At Tarawera, there is a strong focus on Maori achieving as Maori. “We analysed our literacy, numeracy and attendance data focusing on Level 1 and found that there was a group of students who were at risk of not fulfilling their potential. This led to some in-depth kōrero that focused on what we knew about these students and what worked for them. We now have pathways that lead to achievement in te ao Māori, te reo Māori, literacy and tikanga specifically at NCEA Level 1 where a new course has been introduced called Te Raukura.”

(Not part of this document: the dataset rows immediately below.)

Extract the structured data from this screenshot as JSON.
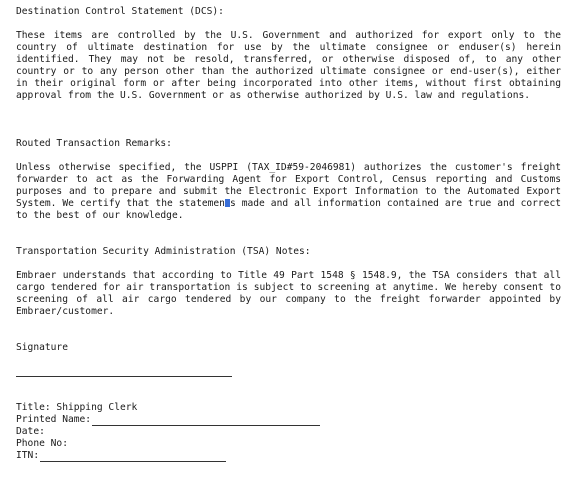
{
  "dcs": {
    "heading": "Destination Control Statement (DCS):",
    "body": "These items are controlled by the U.S. Government and authorized for export only to the country of ultimate destination for use by the ultimate consignee or enduser(s) herein identified. They may not be resold, transferred, or otherwise disposed of, to any other country or to any person other than the authorized ultimate consignee or end-user(s), either in their original form or after being incorporated into other items, without first obtaining approval from the U.S. Government or as otherwise authorized by U.S. law and regulations."
  },
  "routed": {
    "heading": "Routed Transaction Remarks:",
    "body_before_cursor": "Unless otherwise specified, the USPPI (TAX_ID#59-2046981) authorizes the customer's freight forwarder to act as the Forwarding Agent for Export Control, Census reporting and Customs purposes and to prepare and submit the Electronic Export Information to the Automated Export System. We certify that the statemen",
    "body_after_cursor": "s made and all information contained are true and correct to the best of our knowledge."
  },
  "tsa": {
    "heading": "Transportation Security Administration (TSA) Notes:",
    "body": "Embraer understands that according to Title 49 Part 1548 § 1548.9, the TSA considers that all cargo tendered for air transportation is subject to screening at anytime. We hereby consent to screening of all air cargo tendered by our company to the freight forwarder appointed by Embraer/customer."
  },
  "signature": {
    "label": "Signature"
  },
  "fields": {
    "title": "Title: Shipping Clerk",
    "printed_name": "Printed Name:",
    "date": "Date:",
    "phone": "Phone No:",
    "itn": "ITN:"
  }
}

The school also signed up for a new MOE initiative called Building on Success (Kia Eke Panuku). “Initially it was introduced as a strategy to engage with iwi, however it has turned out to be far more than that and during the past two years it has helped us to focus on raising Māori student achievement through developing teacher pedagogical change with a focus on culturally responsive and relational pedagogy.”
Results for 2015 are impressive, attendance up to 81 per cent and the NCEA 1 pass rate up 14 points on the previous year.
The school has also undergone a physical transformation with a $15.6 m rebuild now complete. The new buildings house 33 teaching spaces, a hospitality suite and a performing arts centre with a theatre, music centre and a whare tapere for kapa haka and hip hop. Students even have the opportunity to develop their music writing skills with singer-songwriters from reggae band, Katchafire.
Facilities for sport are top notch and include a full-size astroturf hockey field, inclusive of a running track and four netball courts, and a new indoor rock climbing wall in the existing gym. The school’s outdoor education programme is robust with kayaking, rafting and snorkelling well subscribed, and students have a wide choice of extra-curricular programmes such as defence academy, Catering for the Community, citizenship and a number of sports teams. The school has just staged the show, Seussical the Musical.
There is also a teen parent unit (TPEC) that can accommodate up to 20 students. All the 2014 TPEC students who completed the year gained at least one NCEA level with some gaining level 1,2 and 3 all in the same year.
“The whānau of our students believed in us and gave the school the chance to show that you can get quality education right here in Kawerau. Staff are inspirational for our students and town, and the Ministry has given us the freedom to try things differently.”
Change is also evident in the school’s wider community. In a town where two thirds of the population identify as Maori, the high school has become a symbol of hope and change.
“The role of the school in its community is pivotal,” says Mrs Tuhoro. ““Every child deserves to experience success, have hope and ability to achieve their dreams and aspirations. The youth of Kawerau are becoming more resilient and showing leadership potential as a result of the many opportunities at school. We are seeing huge changes in behaviour and academic success, community buy in is far greater and people are starting to see what is happening in Kawerau as a whole.”